Citation: Dall SRX and Griffith SC (2014) An empiricist guide to animal personality variation in ecology and evolution. Front. Ecol. Evol. 2:3. doi: 10.3389/fevo.2014.00003

Received: 29 November 2013; Accepted: 28 January 2014;
Published online: 14 February 2014.

Edited by:

Claus Wedekind, University of Lausanne, Switzerland

Reviewed by:

Laura J. May-Collado, University of Puerto Rico, Puerto Rico
Gonçalo C. Cardoso, Universidade do Porto, Portugal

Copyright © 2014 Dall and Griffith. This is an open-access article distributed under the terms of the Creative Commons Attribution License (CC BY). The use, distribution or reproduction in other forums is permitted, provided the original author(s) or licensor are credited and that the original publication in this journal is cited, in accordance with accepted academic practice.

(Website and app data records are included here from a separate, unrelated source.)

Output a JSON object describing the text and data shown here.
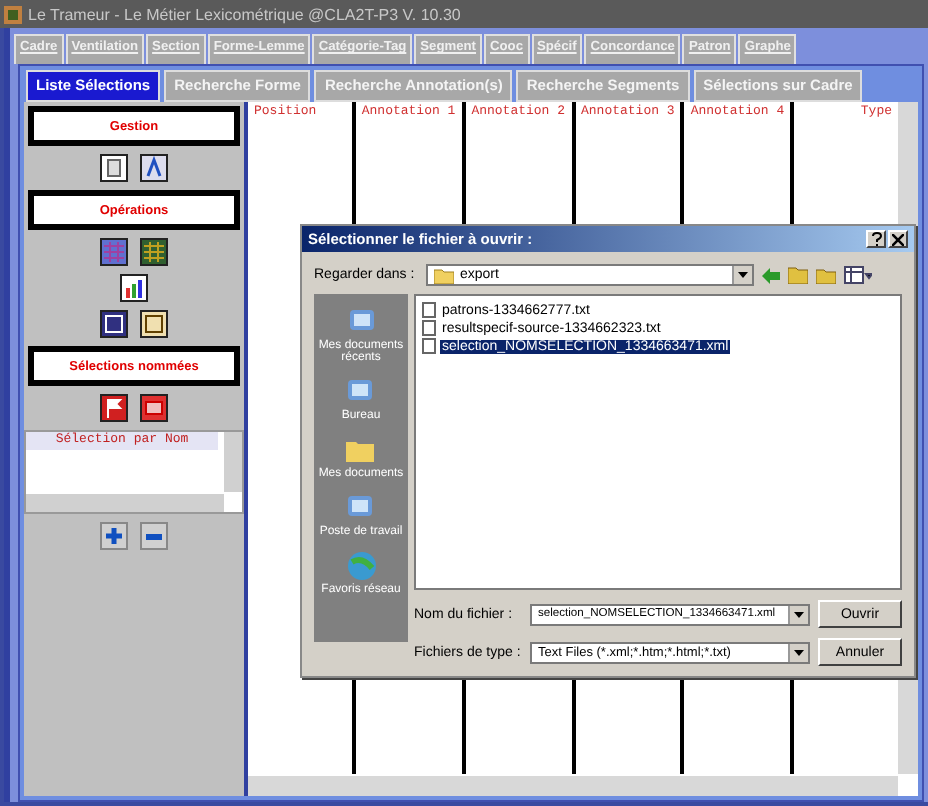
{
  "window": {
    "title": "Le Trameur - Le Métier Lexicométrique @CLA2T-P3 V. 10.30"
  },
  "main_tabs": [
    {
      "label": "Cadre",
      "selected": false
    },
    {
      "label": "Ventilation",
      "selected": false
    },
    {
      "label": "Section",
      "selected": false
    },
    {
      "label": "Forme-Lemme",
      "selected": false
    },
    {
      "label": "Catégorie-Tag",
      "selected": false
    },
    {
      "label": "Segment",
      "selected": false
    },
    {
      "label": "Cooc",
      "selected": false
    },
    {
      "label": "Spécif",
      "selected": false
    },
    {
      "label": "Concordance",
      "selected": false
    },
    {
      "label": "Patron",
      "selected": false
    },
    {
      "label": "Graphe",
      "selected": false
    }
  ],
  "sub_tabs": [
    {
      "label": "Liste Sélections",
      "selected": true
    },
    {
      "label": "Recherche Forme",
      "selected": false
    },
    {
      "label": "Recherche Annotation(s)",
      "selected": false
    },
    {
      "label": "Recherche Segments",
      "selected": false
    },
    {
      "label": "Sélections sur Cadre",
      "selected": false
    }
  ],
  "sidebar": {
    "sections": [
      "Gestion",
      "Opérations",
      "Sélections nommées"
    ],
    "list_header": "Sélection par Nom"
  },
  "table": {
    "columns": [
      "Position",
      "Annotation 1",
      "Annotation 2",
      "Annotation 3",
      "Annotation 4",
      "Type"
    ]
  },
  "dialog": {
    "title": "Sélectionner le fichier à ouvrir :",
    "look_in_label": "Regarder dans :",
    "look_in_value": "export",
    "places": [
      "Mes documents récents",
      "Bureau",
      "Mes documents",
      "Poste de travail",
      "Favoris réseau"
    ],
    "files": [
      {
        "name": "patrons-1334662777.txt",
        "selected": false
      },
      {
        "name": "resultspecif-source-1334662323.txt",
        "selected": false
      },
      {
        "name": "selection_NOMSELECTION_1334663471.xml",
        "selected": true
      }
    ],
    "file_name_label": "Nom du fichier :",
    "file_name_value": "selection_NOMSELECTION_1334663471.xml",
    "file_type_label": "Fichiers de type :",
    "file_type_value": "Text Files (*.xml;*.htm;*.html;*.txt)",
    "buttons": [
      "Ouvrir",
      "Annuler"
    ]
  }
}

No use, distribution or reproduction is permitted which does not comply with these terms.

*Correspondence: Sasha R. X. Dall, Centre for Ecology and Conservation, Biosciences, College of Life and Environmental Sciences, University of Exeter, Penryn Campus, Penryn TR10 9EZ, Exeter, UK e-mail: s.r.x.dall@exeter.ac.uk